Chicken Predators and How to Protect Your Birds
Raccoons normally go for the head and neck area of a bird. Often, you will find the head of a bird a distance away. The crop may be torn open, along with the breast, and the entrails eaten. Sometimes, they will pull a head or leg through the wire of a cage and leave the body on the other side. Normally, multiple birds will be killed in one attack. Protect your chicken from raccoons by using 1/2 inch mesh wire which keeps the raccoons from reaching into your coop or breaking through it. A tightly fasten top on your coop will keep them from crawling into the coop. Be sure to use raccoon proof latches on the door of your coop.
Opossum will eat the kill near the coop, and will find it near impossible to drag it over a fence.
Opossums are nocturnal. Opossums often take eggs and chicks. Birds mauled and abdomen eaten.
Weasels are known to be very cunning. Their cleverness and guile makes them first class predators, and their prey is often no match to their agility. Chickens with the back of their necks and heads missing, with its intestines out and bitten at the rear are most likely victims of this wily animal. What’s interesting is that weasels kill not only for food, but also for sport. In fact, they are known to keep killing until there is nothing left to kill. Due to its slender body, these animals can easily wiggle through chicken wires, small runways, and narrow holes—making them the bane of poultry owners.
Hawks : Hawks can carry off a small chicken, and you'll find only the feathers in most cases. They usually kill only one poultry per day. Bloody puncture wounds occur in
the back or breast. Owls may remove the head. Poultry is usually
plucked, leaving piles of feathers. Small amounts of tissue clinging to
plucked feathers may indicate raptor activity. Owls :
Owls can carry off a small chicken, one or two birds are usually killed.

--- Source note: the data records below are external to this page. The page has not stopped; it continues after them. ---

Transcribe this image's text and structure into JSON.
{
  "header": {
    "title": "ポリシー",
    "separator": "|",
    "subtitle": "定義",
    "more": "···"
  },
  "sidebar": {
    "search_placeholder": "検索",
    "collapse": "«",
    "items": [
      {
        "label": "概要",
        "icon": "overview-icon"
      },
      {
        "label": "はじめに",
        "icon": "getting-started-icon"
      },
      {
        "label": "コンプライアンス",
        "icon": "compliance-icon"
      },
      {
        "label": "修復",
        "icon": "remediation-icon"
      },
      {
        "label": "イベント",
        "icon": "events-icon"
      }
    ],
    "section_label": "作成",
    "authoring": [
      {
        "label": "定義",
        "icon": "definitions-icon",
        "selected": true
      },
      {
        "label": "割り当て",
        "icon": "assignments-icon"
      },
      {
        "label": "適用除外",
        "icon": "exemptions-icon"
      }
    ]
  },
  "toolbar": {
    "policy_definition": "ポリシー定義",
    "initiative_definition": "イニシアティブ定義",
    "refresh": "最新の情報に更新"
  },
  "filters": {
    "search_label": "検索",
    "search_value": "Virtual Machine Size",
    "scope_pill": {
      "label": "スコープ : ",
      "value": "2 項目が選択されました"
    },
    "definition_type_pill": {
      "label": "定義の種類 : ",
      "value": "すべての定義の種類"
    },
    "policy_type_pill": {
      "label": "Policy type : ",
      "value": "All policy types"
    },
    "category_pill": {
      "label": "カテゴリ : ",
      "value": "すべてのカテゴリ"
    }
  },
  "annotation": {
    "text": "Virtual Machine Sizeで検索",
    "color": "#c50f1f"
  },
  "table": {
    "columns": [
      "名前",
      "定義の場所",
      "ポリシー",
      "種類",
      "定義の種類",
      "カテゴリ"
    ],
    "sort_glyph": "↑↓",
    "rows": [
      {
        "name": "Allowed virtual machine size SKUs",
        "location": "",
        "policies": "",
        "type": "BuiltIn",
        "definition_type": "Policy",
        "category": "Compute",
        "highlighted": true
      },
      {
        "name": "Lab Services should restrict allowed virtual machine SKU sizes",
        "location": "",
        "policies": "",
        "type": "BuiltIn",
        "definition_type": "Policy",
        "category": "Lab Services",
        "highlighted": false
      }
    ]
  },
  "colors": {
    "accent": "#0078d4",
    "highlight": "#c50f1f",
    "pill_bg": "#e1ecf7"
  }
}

The owl will usually eat only the
head and neck. Feathers found on a fence post near the chicken
house or pen may provide an additional clue.